Your objective —
Pictures do not belong in the copy; quote every entry below exactly.

Record set —
■ ■ ■

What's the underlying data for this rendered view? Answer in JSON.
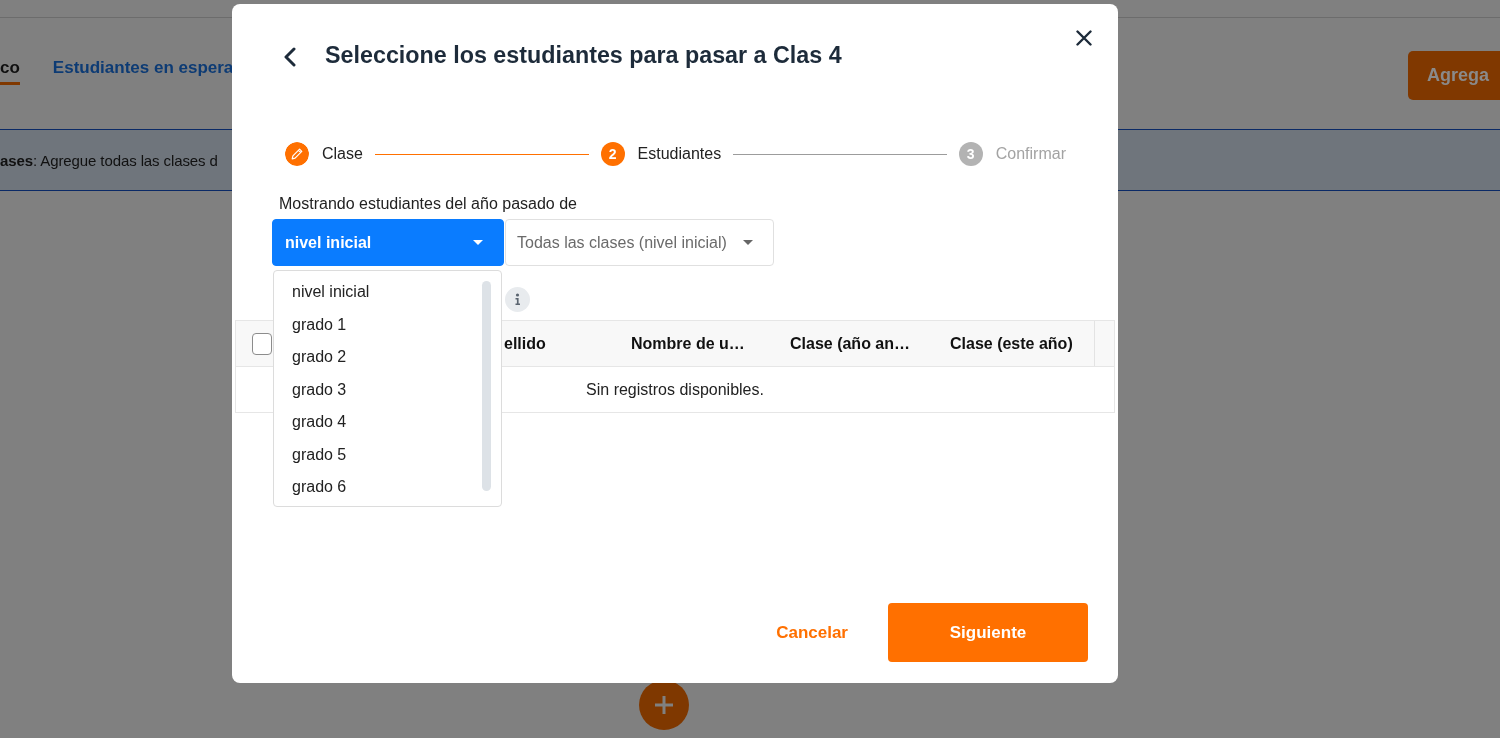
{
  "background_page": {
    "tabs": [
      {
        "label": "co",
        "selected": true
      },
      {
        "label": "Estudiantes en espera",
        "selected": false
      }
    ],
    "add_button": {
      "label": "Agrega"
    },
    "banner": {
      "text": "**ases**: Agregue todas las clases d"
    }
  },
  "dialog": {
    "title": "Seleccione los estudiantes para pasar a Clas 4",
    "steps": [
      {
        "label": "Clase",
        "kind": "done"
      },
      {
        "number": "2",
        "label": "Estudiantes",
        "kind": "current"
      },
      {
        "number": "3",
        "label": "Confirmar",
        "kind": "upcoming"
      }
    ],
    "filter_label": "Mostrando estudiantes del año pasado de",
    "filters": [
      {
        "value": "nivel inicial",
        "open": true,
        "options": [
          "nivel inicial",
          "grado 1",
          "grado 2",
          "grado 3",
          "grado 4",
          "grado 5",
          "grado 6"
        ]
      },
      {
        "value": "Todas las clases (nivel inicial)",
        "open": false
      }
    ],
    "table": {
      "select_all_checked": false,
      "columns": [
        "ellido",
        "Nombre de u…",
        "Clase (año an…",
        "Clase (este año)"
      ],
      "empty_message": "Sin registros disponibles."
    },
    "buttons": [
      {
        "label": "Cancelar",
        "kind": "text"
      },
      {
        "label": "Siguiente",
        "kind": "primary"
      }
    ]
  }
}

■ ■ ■

Task result —
What's the underlying data for this rendered view? Answer in JSON.
{
  "background_page": {
    "tabs": [
      {
        "label": "co",
        "selected": true
      },
      {
        "label": "Estudiantes en espera",
        "selected": false
      }
    ],
    "add_button": {
      "label": "Agrega"
    },
    "banner": {
      "text": "**ases**: Agregue todas las clases d"
    }
  },
  "dialog": {
    "title": "Seleccione los estudiantes para pasar a Clas 4",
    "steps": [
      {
        "label": "Clase",
        "kind": "done"
      },
      {
        "number": "2",
        "label": "Estudiantes",
        "kind": "current"
      },
      {
        "number": "3",
        "label": "Confirmar",
        "kind": "upcoming"
      }
    ],
    "filter_label": "Mostrando estudiantes del año pasado de",
    "filters": [
      {
        "value": "nivel inicial",
        "open": true,
        "options": [
          "nivel inicial",
          "grado 1",
          "grado 2",
          "grado 3",
          "grado 4",
          "grado 5",
          "grado 6"
        ]
      },
      {
        "value": "Todas las clases (nivel inicial)",
        "open": false
      }
    ],
    "table": {
      "select_all_checked": false,
      "columns": [
        "ellido",
        "Nombre de u…",
        "Clase (año an…",
        "Clase (este año)"
      ],
      "empty_message": "Sin registros disponibles."
    },
    "buttons": [
      {
        "label": "Cancelar",
        "kind": "text"
      },
      {
        "label": "Siguiente",
        "kind": "primary"
      }
    ]
  }
}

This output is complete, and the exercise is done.